The next day, the bomber's mother comes in for an interview. "Just let me talk to him," mom says. Booth breaks the horrible news -- and mom is CRUSHED. It's a sad moment. Meanwhile, Daisy and Hodgins examine a previously missing piece of bone. "The bomb maker used the base of a small light bulb," Hodgins theorizes. Cut to Bones' apartment, where Margaret has come to visit. Booth enters and comments that the two could be sisters. Margaret, however, manages to freak everyone out by once again quoting Franklin. It's just weird. Back at the Jeffersonian, pirate radio guy storms Booth's office, demanding to talk to the victim's mother. Turns out he does feel quite guilty, after all. After tossing the man out, Booth gets a call from Camille and Hodgins. The light-bulb bomb matches the construction of similar devices made by a convict named Malaki Wallace. "He's been dormant since he got out of prison," Camille says. "Looks like he came back with a bang." Zing!
Moments later, Malaki is in the interrogation room. "We have a device with your name all over it," Booth says. The former bomb maker denies any knowledge of the Santa-killing bomb, but suggests looking for people who visit his Web site. "What can I say?" Malaki smirks. "I got fans." Hodgins enters with news: the wire in Santa's rib indicates a bike lock. "Someone locked him into the vest, dressed him like Santa and then forced him to rob the bank," Bones explains. Booth recalls the victim said, "I just answered the call!" He theorizes the exterminator meant that literally. The mastermind could be a customer -- or someone claiming to be one. "What if they try again?" Booth asks. Camille and Hodgins, meanwhile, discover a stain on the inside of a collected fingernail of Georgia. It matches a substance used in the creation of a detonator. Before you can say "Gotcha!" the woman is in custody. She had no good reason for being near the bank that day. "You got nothing," she sneers. "I didn't blow him up. I swear I didn't blow him up." So who did?
Angela examines the shrapnel wounds on the cab driver. Turns out he would had to have had super human speed to get his arms up in time before explosion. The only explanation: he knew the man was about to blow up and shielded himself. The radio signal is also quite similar to one used in the cab itself. Looks like Georgia and the cab driver were in on it together! Angela quickly checks the cab driver's name against visitors to Malaki's Web site. It's a match. Later, Booth explains to Bones that Georgia and the cab driver flipped on each other almost immediately. The two met at a debt seminar and decided to pull the con together. Poor Santa just answered the wrong phone call. Bones, thinking of the victim's mother, begins to cry. "You know, Bones, sometimes I think your heart muscle is bigger than people give you credit for," Booth says. Cut to Camille, who is driving Michelle to the airport. She stops the car and announces her step daughter is NOT going to Hawaii. "I cannot have you go flying it off and not have it completely ruin my Christmas," Camille says. Michelle is angry at first, then touched. She hugs her stepmom.
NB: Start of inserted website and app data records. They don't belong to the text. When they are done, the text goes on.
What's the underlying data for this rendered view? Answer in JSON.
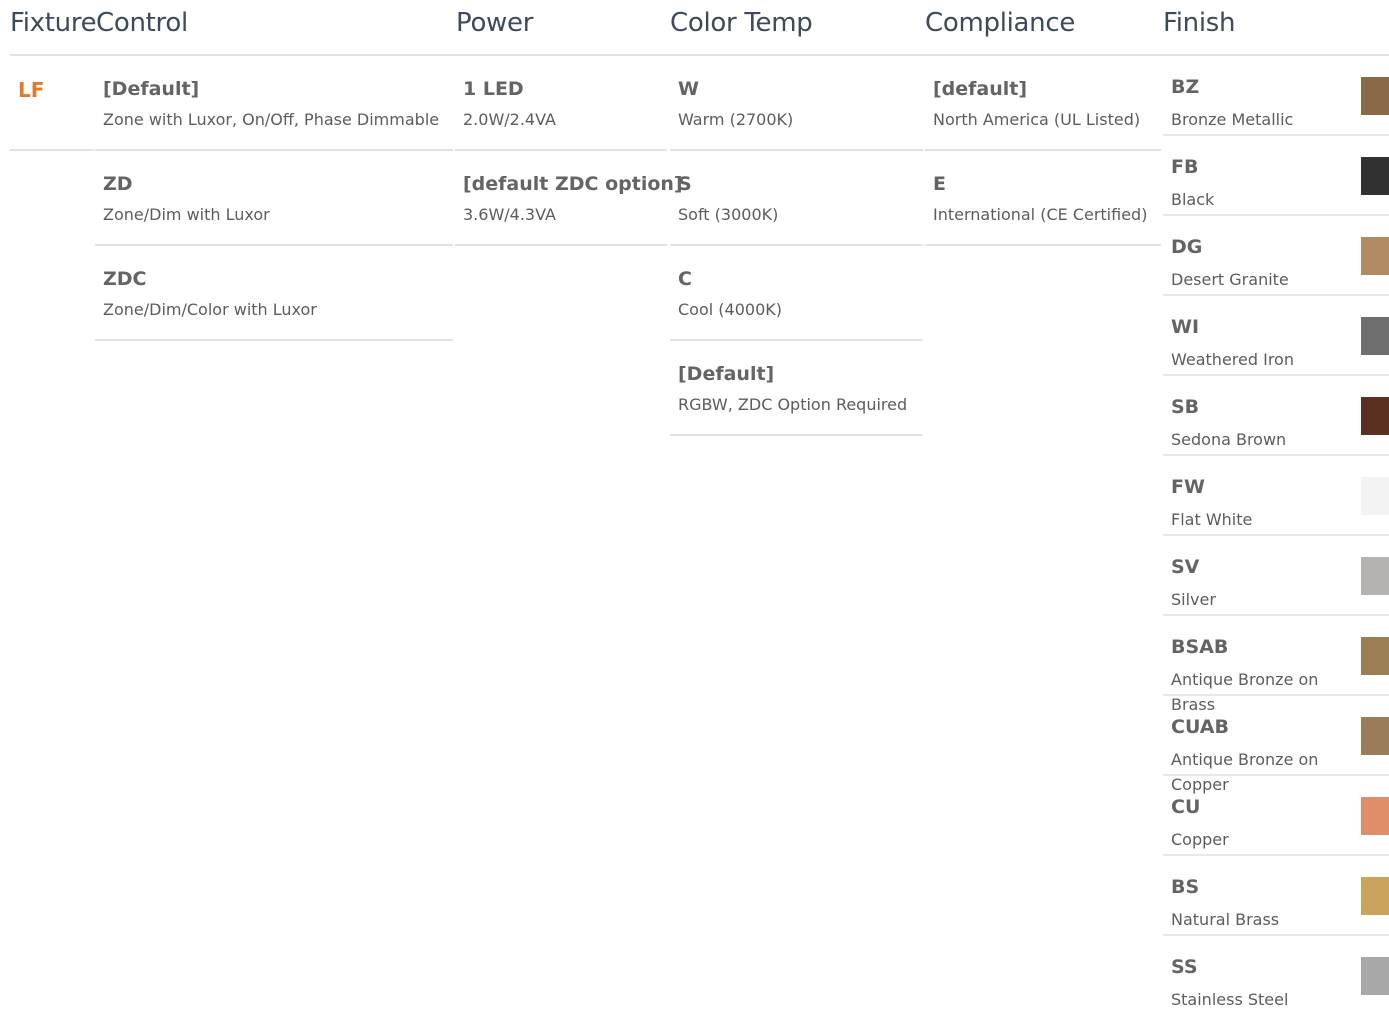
{
  "headers": {
    "fixture": "Fixture",
    "control": "Control",
    "power": "Power",
    "color_temp": "Color Temp",
    "compliance": "Compliance",
    "finish": "Finish"
  },
  "fixture": {
    "code": "LF"
  },
  "control": [
    {
      "code": "[Default]",
      "desc": "Zone with Luxor, On/Off, Phase Dimmable"
    },
    {
      "code": "ZD",
      "desc": "Zone/Dim with Luxor"
    },
    {
      "code": "ZDC",
      "desc": "Zone/Dim/Color with Luxor"
    }
  ],
  "power": [
    {
      "code": "1 LED",
      "desc": "2.0W/2.4VA"
    },
    {
      "code": "[default ZDC option]",
      "desc": "3.6W/4.3VA"
    }
  ],
  "color_temp": [
    {
      "code": "W",
      "desc": "Warm (2700K)"
    },
    {
      "code": "S",
      "desc": "Soft (3000K)"
    },
    {
      "code": "C",
      "desc": "Cool (4000K)"
    },
    {
      "code": "[Default]",
      "desc": "RGBW, ZDC Option Required"
    }
  ],
  "compliance": [
    {
      "code": "[default]",
      "desc": "North America (UL Listed)"
    },
    {
      "code": "E",
      "desc": "International (CE Certified)"
    }
  ],
  "finish": [
    {
      "code": "BZ",
      "desc": "Bronze Metallic",
      "color": "#8a6a45"
    },
    {
      "code": "FB",
      "desc": "Black",
      "color": "#323131"
    },
    {
      "code": "DG",
      "desc": "Desert Granite",
      "color": "#b08a62"
    },
    {
      "code": "WI",
      "desc": "Weathered Iron",
      "color": "#6e6e6e"
    },
    {
      "code": "SB",
      "desc": "Sedona Brown",
      "color": "#5a3020"
    },
    {
      "code": "FW",
      "desc": "Flat White",
      "color": "#f3f3f3"
    },
    {
      "code": "SV",
      "desc": "Silver",
      "color": "#b5b3b0"
    },
    {
      "code": "BSAB",
      "desc": "Antique Bronze on Brass",
      "color": "#9c7e55"
    },
    {
      "code": "CUAB",
      "desc": "Antique Bronze on Copper",
      "color": "#9a7c56"
    },
    {
      "code": "CU",
      "desc": "Copper",
      "color": "#e08d6a"
    },
    {
      "code": "BS",
      "desc": "Natural Brass",
      "color": "#c9a45a"
    },
    {
      "code": "SS",
      "desc": "Stainless Steel",
      "color": "#a8a8a8"
    }
  ]
}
The episode ends with the entire team at Bones' apartment for Xmas. Bones urges her second cousin to stop quoting a founding father. "I'd rather hear what you have to say than Benjamin Franklin," she says. Margaret appears touched. Maybe the two can get along like sisters, after all. Everyone toasts to "family" -- of a sort.